A Vulnerability Disclosure Program is not just a page on a web site
It’s great to see an increasing number of organisations starting down the path of a Vulnerability Disclosure Program or ‘VDP,’ but it increasingly strikes me that these are ‘check box’ exercises rather than a genuine desire to interact positively with researchers and improve security.
A VDP is a mandatory component of some coming legislation, so we expect to see yet more ‘lip service’ vulnerability disclosure programs coming soon. It’s part of UK DCMS IoT regulation, part of ETSI EN 303 645 (section 4.2) and has a fair chance of being included in EU regulation in the future. PCI DSS already requires a vulnerability management program, though I wonder how long it will be before a VDP is a mandatory requirement?
A current disclosure that @evstykas and I are working on is a case in point. What makes matters worse is that this is a large security product vendor. Surely they should be leading by example, yet they are dragging their heels at best.
- We disclosed an IDOR in their cloud service after following their VDP. It was a page on their web site that set terms for research and making disclosures. Good start
- The report was acknowledged within two hours. This is promising
- The vulnerability was confirmed within three hours. Fantastic
- The last email even suggested that if we keep quiet about the bug until it has been patched, we could enter their Hall of Fame.
- WTF? Of course we would keep quiet until the vuln had been resolved! But to offer an entry on a list of researchers on their web site who had made disclosures was frankly patronising.
- Then things went sideways: the bug was an IDOR. One API request wasn’t being authorised correctly, yet all others were.
- This shouldn’t be a complex fix, as request authorisation had clearly been overlooked in one case. It was an API call, so no customer software/firmware patches were required and minimal testing would be necessary. One fix to solve it all.
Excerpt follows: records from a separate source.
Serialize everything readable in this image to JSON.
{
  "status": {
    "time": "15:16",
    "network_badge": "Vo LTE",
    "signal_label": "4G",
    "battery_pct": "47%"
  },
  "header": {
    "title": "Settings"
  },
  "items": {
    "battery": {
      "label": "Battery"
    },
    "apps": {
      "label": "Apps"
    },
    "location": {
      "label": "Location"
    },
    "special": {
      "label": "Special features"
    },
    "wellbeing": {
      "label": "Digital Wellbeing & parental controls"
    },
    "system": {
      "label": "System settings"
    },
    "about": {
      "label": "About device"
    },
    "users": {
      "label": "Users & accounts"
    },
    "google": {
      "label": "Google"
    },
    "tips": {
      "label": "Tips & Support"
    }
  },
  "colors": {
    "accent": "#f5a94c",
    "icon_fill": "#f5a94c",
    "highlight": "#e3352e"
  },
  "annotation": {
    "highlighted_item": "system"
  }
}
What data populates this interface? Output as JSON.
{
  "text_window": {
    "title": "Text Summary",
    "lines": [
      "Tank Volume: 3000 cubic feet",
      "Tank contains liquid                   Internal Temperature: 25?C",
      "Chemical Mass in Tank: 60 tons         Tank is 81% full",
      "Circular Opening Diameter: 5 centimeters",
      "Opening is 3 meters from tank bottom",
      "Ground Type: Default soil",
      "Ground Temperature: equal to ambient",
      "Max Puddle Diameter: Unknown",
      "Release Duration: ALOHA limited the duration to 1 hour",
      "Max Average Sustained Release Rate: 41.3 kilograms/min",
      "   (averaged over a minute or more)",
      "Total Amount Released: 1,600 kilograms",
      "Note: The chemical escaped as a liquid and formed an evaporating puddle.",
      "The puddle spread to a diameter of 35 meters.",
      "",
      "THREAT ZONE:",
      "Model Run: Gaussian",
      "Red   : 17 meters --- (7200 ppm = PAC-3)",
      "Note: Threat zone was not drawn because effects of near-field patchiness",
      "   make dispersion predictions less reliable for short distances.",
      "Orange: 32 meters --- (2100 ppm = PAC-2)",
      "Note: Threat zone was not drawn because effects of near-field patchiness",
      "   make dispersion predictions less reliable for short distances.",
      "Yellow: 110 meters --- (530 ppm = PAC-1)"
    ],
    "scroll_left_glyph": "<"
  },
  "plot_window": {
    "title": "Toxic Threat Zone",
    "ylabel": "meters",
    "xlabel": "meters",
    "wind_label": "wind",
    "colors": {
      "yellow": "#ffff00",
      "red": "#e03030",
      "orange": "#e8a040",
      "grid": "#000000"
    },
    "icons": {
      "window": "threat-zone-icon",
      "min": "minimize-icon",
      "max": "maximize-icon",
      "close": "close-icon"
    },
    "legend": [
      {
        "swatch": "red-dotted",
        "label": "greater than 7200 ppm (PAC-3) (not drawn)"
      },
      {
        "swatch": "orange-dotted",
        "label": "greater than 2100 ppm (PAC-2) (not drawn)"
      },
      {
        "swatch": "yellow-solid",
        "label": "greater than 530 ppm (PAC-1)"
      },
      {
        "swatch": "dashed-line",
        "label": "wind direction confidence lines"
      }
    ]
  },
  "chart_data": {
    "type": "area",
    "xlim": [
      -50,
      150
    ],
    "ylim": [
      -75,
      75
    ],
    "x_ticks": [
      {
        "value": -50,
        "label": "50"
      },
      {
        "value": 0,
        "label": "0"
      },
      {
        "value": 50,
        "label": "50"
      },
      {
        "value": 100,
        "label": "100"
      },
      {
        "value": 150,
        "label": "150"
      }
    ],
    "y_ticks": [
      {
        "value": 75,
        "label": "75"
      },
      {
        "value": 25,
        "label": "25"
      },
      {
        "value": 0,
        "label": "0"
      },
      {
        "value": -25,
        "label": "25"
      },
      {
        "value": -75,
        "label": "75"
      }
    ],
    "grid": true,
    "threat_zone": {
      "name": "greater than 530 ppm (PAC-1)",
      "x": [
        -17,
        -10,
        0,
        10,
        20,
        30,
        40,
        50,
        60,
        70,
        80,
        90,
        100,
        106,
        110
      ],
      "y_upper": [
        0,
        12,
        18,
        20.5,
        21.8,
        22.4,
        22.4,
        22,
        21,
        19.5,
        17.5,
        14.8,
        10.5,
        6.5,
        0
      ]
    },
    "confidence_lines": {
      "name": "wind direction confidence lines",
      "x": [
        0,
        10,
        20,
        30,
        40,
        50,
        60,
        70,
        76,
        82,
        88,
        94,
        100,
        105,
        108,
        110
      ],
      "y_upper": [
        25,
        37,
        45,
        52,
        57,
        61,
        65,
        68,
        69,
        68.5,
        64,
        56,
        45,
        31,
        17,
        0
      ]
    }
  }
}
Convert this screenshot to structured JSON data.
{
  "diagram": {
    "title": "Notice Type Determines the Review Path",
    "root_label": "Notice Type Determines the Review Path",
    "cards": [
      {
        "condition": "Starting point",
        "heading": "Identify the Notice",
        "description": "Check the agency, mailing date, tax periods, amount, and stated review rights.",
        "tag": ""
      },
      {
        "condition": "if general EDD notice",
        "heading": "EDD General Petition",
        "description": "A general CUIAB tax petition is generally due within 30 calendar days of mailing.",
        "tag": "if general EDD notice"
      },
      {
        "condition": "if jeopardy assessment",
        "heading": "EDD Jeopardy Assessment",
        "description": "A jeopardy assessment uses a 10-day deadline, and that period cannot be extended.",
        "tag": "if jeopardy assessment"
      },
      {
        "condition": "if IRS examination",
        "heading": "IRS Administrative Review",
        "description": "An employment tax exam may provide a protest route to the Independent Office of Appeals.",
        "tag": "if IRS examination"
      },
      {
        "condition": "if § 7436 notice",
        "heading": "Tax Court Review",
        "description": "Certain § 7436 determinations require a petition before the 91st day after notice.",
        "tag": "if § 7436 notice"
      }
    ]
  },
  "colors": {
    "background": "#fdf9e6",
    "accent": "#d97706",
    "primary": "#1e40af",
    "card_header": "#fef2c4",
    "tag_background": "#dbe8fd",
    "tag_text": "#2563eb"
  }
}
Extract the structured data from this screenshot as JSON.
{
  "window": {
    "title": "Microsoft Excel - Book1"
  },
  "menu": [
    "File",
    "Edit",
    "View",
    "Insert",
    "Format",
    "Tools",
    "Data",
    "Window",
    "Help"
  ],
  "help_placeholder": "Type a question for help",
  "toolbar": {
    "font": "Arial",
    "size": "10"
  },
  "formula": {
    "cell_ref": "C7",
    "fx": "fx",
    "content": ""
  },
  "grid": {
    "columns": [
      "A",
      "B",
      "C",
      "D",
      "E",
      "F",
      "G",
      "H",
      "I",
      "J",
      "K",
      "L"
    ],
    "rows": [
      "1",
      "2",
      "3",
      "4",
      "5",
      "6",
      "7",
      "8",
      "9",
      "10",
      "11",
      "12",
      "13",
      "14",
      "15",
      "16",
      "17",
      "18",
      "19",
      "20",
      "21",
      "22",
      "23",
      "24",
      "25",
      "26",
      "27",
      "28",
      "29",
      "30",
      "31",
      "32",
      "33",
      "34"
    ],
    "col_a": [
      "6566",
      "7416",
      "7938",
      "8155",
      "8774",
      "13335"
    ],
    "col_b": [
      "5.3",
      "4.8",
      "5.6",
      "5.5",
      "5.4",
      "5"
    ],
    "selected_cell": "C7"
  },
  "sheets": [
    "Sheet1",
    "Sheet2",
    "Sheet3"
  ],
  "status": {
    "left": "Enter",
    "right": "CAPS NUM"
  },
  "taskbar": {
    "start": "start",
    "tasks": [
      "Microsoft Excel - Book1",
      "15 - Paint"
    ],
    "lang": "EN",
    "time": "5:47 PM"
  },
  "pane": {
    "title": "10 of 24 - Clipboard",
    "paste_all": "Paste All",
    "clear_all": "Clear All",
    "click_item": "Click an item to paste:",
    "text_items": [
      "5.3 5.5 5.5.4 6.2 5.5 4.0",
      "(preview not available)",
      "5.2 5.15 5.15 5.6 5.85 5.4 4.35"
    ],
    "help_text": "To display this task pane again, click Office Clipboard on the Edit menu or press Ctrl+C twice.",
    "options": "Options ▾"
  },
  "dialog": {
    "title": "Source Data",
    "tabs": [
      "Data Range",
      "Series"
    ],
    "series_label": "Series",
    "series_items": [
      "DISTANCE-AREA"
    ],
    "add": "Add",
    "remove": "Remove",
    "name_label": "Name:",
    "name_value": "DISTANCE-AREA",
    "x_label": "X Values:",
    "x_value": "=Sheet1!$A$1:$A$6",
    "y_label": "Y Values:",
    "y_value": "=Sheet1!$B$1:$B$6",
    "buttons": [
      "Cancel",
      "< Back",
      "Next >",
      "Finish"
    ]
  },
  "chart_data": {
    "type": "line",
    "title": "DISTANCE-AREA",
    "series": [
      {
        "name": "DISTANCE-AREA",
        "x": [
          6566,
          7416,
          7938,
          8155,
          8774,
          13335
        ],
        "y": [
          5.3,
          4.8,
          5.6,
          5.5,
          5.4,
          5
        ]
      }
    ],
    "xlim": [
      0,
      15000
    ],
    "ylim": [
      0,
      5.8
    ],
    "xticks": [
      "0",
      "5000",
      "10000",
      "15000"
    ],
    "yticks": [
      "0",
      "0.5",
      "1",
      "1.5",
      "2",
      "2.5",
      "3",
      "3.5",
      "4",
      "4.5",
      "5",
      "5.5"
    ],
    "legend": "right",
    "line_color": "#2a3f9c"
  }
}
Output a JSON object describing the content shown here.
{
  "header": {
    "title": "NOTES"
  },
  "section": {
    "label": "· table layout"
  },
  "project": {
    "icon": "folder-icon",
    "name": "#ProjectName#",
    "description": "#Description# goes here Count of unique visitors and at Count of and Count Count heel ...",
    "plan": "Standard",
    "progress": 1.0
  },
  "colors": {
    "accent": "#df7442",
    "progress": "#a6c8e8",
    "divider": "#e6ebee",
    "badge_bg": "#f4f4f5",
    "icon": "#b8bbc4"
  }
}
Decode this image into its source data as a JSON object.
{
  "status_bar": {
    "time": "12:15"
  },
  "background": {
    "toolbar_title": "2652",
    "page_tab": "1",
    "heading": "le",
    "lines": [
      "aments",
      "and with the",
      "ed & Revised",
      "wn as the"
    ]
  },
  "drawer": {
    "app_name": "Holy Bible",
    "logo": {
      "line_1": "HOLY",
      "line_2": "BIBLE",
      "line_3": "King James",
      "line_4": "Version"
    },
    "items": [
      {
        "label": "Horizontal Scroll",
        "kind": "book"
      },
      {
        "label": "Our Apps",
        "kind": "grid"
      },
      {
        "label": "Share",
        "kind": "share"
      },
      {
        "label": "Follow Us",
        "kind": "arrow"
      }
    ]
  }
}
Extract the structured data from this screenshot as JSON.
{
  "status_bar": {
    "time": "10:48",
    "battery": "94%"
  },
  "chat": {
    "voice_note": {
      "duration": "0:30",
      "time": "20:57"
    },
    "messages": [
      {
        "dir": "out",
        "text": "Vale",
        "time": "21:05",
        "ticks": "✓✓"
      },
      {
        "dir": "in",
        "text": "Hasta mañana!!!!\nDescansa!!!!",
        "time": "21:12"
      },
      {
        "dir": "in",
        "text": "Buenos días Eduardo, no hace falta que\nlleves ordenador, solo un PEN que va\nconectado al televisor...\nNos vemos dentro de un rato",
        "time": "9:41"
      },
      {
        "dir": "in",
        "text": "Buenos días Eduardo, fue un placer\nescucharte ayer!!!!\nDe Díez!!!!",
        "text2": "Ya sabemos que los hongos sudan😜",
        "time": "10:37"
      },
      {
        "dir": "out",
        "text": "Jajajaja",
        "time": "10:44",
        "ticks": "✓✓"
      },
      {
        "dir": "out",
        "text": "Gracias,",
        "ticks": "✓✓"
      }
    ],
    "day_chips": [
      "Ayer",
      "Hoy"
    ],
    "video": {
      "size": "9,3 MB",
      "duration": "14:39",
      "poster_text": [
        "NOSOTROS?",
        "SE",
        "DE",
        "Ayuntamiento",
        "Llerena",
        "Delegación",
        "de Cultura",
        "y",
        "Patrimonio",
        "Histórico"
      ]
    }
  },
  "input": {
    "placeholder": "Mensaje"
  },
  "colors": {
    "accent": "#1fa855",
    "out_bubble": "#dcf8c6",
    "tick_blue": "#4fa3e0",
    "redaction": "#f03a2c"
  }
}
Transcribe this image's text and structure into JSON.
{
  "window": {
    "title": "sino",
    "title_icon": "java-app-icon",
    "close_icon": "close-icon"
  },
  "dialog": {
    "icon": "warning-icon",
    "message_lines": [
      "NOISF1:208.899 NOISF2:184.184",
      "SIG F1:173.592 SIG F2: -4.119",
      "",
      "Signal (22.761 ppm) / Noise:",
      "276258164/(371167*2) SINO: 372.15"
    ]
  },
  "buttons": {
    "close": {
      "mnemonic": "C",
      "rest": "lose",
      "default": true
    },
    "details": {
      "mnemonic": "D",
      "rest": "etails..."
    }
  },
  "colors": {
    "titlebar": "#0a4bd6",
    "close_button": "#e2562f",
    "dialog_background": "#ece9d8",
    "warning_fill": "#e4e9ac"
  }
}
- Even if a testing program was required, it should be possible to disable the vulnerable functionality to mitigate the risk without causing major customer issues.
The flaw allowed total compromise of every cloud-managed device from said security product vendor. At least 10 million devices. So not a trivial matter…
We were expecting a fix in say 48 hours or so, given the excellent initial responses. Imagine our surprise when we were told that it would be delayed until month end. A full 17 days since disclosure, during which time all of their customers were totally exposed.
No matter how hard we queried and clarified the criticality and immediacy of the issue, we were simply told to ‘be patient’ with no further explanation
A VDP is about culture and communication
The above example isn’t unusual. No-one likes being told that they have made a mistake. “We would have gotten away with it, if it wasn’t for those meddling researchers” but this isn’t fiction, unlike Scooby Doo.
That’s why having a VDP needs to involve cultural change, not just a page on a web site.
You might have a Product Security Incident Response Team (PSIRT) that triage and manage vulnerability reports, but if they aren’t empowered to drive through important changes to fix vulnerabilities, they’re going to lose.
Where does your PSIRT team report in to? Support? Development? The CISO?
Consider the impact of a badly managed disclosure – you might be dealing with crisis PR, bad press, perhaps a stock price drop, maybe even the SEC or other authorities. Consider again who your PSIRT team should report to.
Vulnerability disclosure involves cultural change that accepts that your products and services may not be perfectly secure. It involves accepting and embracing perceived criticism. It involves being grateful to researchers, which may stick in ones throat.
It’s also about communication.
In the above example, comms were excellent initially, but then took a dive. It’s not enough to acknowledge a report well; it’s important to communicate well during the whole process.
If there’s any doubt about how much to communicate, OVER communicate. I would far rather receive a daily update report that I didn’t read than never hear again.
It’s not our job to have to keep needling for an update. We’ve done our bit by finding the vulnerability in our own time and reporting it to you, for free.
If there are challenges that are making it difficult to resolve, explain these to us. We’re reasonable people, we might even have suggestions and workarounds that could help, but being left in the dark isn’t acceptable.
Failing to communicate with researchers simply gets our backs up. The failed disclosure process becomes the story, not the vulnerability. It makes it more likely that journalists will take an interest in the story. Ask Barbra Streisand.
We want to put cool vendors in our hall of fame. We want to congratulate vendors on their excellent disclosure program. We want your customers to be protected.
Good VDP + responsible researchers = customer win
A VDP isn’t only a page on your web site